CHICAGO -- Chris Sale will not be the American League's starting pitcher for this Tuesday night's All-Star Game in Kansas City.
That sentiment was expressed by White Sox manager Robin Ventura and the 23-year-old southpaw prior to Saturday afternoon's contest against the Blue Jays. Sale certainly has the credentials to be considered the AL starter, with a 10-2 record, 2.19 ERA, 0.95 WHIP and a .198 average against.
But the White Sox have made it clear to AL All-Star manager Ron Washington and his staff that they don't want Sale working more than one inning in the Midsummer Classic, as they try to give Sale an extended break after his final first-half start Tuesday in order to manage his innings total. A starting pitcher often times is asked to work two innings, as Roy Halladay did for the National League in the 2011 All-Star Game, for example.
"Yeah, he won't be starting that game -- unless he goes one, which is unlikely," said Ventura of Sale during his news conference Saturday morning. "It's an inning. It's going to be an inning. It won't be more. He knows it, everybody knows it."

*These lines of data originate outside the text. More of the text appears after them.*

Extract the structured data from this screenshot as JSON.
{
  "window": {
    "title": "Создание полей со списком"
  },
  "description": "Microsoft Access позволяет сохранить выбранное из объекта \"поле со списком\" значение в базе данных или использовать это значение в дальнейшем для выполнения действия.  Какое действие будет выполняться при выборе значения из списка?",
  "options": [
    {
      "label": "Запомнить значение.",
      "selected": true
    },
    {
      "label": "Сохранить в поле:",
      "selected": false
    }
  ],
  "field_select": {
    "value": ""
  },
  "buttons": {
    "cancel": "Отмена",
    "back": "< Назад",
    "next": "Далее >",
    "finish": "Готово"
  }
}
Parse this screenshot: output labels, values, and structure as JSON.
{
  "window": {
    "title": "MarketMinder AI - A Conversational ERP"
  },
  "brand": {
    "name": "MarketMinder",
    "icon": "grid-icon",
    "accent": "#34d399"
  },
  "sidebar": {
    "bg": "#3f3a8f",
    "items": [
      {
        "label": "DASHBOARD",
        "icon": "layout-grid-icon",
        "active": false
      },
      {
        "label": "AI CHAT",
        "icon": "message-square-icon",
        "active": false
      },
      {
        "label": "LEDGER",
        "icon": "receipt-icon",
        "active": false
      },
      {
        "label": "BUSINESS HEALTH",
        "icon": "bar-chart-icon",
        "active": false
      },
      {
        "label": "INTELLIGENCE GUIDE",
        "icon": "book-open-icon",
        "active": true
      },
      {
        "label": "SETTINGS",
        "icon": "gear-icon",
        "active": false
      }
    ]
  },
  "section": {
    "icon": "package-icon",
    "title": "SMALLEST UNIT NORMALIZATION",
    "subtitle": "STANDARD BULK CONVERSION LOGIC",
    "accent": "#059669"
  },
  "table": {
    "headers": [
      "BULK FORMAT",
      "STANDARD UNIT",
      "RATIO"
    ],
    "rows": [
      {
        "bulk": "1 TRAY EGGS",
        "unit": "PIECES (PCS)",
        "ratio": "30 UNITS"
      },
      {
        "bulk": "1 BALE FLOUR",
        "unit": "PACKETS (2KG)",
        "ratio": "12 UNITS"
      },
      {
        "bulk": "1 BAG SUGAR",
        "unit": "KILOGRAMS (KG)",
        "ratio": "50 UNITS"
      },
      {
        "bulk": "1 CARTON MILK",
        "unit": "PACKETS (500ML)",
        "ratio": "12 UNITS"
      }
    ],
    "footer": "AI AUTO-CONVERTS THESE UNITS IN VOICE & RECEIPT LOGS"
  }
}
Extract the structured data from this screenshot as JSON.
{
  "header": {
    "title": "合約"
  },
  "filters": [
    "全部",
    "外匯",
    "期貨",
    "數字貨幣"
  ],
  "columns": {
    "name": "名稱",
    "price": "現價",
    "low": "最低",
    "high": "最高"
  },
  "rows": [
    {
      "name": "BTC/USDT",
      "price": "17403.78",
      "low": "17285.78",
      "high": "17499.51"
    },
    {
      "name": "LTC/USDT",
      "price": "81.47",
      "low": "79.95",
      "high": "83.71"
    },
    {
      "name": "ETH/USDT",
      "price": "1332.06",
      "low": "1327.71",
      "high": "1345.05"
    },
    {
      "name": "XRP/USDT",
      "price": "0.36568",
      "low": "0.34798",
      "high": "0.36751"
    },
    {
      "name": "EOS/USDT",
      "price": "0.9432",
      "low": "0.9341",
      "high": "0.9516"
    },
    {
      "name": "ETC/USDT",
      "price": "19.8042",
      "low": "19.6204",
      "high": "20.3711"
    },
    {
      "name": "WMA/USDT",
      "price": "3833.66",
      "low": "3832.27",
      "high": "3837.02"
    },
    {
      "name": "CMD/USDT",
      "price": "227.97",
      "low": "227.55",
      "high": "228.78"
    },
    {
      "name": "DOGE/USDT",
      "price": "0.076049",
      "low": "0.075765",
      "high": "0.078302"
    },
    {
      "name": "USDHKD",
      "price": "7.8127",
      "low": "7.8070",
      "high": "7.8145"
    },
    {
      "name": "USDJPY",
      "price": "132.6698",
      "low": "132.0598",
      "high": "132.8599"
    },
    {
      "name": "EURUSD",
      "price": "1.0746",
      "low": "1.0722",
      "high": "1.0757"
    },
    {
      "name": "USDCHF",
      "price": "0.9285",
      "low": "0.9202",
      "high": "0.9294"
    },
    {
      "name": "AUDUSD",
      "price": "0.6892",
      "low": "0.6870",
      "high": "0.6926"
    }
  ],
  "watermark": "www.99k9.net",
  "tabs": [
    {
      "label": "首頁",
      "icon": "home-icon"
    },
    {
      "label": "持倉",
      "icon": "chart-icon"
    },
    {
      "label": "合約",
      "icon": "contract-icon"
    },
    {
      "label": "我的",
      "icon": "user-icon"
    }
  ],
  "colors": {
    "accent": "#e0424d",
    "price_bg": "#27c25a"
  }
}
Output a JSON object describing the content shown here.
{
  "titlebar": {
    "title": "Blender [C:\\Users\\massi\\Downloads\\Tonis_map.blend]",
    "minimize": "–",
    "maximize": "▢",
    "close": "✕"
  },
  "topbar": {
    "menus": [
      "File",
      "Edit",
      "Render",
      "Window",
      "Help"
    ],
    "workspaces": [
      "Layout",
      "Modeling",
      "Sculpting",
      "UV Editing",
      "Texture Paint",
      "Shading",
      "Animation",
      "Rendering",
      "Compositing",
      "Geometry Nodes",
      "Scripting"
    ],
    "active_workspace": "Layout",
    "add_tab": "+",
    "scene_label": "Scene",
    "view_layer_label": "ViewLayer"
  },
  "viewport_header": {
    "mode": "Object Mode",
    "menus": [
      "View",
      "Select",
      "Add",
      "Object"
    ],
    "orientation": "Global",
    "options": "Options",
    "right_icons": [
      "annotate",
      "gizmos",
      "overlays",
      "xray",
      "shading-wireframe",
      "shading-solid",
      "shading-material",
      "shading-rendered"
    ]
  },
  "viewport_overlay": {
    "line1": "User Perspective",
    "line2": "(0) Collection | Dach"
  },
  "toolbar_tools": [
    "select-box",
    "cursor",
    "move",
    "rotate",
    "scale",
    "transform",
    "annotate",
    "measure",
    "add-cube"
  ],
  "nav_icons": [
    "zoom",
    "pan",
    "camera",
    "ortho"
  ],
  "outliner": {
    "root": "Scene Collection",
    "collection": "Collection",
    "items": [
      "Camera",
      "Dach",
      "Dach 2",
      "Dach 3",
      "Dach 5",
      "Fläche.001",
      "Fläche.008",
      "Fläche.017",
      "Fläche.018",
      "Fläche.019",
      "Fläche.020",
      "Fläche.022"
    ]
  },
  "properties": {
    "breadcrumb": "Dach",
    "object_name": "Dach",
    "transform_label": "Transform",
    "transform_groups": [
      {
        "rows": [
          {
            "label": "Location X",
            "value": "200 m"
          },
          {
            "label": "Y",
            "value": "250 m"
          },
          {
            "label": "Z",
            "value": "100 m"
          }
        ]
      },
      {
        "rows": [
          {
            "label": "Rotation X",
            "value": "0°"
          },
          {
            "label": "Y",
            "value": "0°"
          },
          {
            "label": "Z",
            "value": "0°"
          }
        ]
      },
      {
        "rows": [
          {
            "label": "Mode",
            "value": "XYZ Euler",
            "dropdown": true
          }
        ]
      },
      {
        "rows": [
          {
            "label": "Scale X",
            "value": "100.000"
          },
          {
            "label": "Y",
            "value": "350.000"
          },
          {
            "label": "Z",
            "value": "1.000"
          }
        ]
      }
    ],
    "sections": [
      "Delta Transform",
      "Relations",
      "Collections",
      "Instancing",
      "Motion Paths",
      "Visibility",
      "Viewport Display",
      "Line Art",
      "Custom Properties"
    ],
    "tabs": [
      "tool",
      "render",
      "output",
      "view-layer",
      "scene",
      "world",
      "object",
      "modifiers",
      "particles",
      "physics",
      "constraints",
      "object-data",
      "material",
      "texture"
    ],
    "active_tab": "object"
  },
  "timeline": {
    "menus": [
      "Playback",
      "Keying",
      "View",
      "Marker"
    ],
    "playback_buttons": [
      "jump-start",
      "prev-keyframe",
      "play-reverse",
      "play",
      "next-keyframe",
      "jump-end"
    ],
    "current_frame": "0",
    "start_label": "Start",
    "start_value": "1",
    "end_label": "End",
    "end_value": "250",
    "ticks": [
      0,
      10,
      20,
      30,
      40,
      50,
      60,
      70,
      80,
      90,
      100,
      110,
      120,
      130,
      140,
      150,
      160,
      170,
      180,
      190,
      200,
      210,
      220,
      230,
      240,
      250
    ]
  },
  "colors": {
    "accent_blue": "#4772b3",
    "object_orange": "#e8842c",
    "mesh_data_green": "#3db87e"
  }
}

Jered Weaver earned the AL start in 2011 and only worked the opening inning. So, that possibility still exists for Sale.
Then again, Sale and Ventura spoke Saturday with the certainty that he wasn't getting the starting nod. The first-year starter has been a revelation for the White Sox, but he certainly was not the lone AL pitcher qualified for this honor. Justin Verlander, Matt Harrison, David Price and possibly Weaver again figure to be in the mix.
When asked for his reaction to not being able to start, Sale responded with "darn," and then flashed a broad smile. The first-year All-Star simply is excited to be going, wherever he ends up pitching in the game.
"I mean, it would be something that would be great. But at the same time, I'm not going to sit here and complain about still being a part of the All-Star Game but not starting it," said Sale, who will be joined by White Sox teammates Paul Konerko and Adam Dunn on the AL squad. "It's still an honor to be there.
"Starting is something that crossed my mind and I thought about a little bit. But at the end of the day, it's just about being a part of the whole process, and just having the opportunity to pitch in an All-Star Game is enough for me to be honest with you.
"Like I said before, it doesn't matter if it's at the beginning, the end or somewhere in between. I'm just excited to be there."
Scott Merkin is a reporter for MLB.com. Read his blog, Merk's Works, and follow him on Twitter @scottmerkin. This story was not subject to the approval of Major League Baseball or its clubs.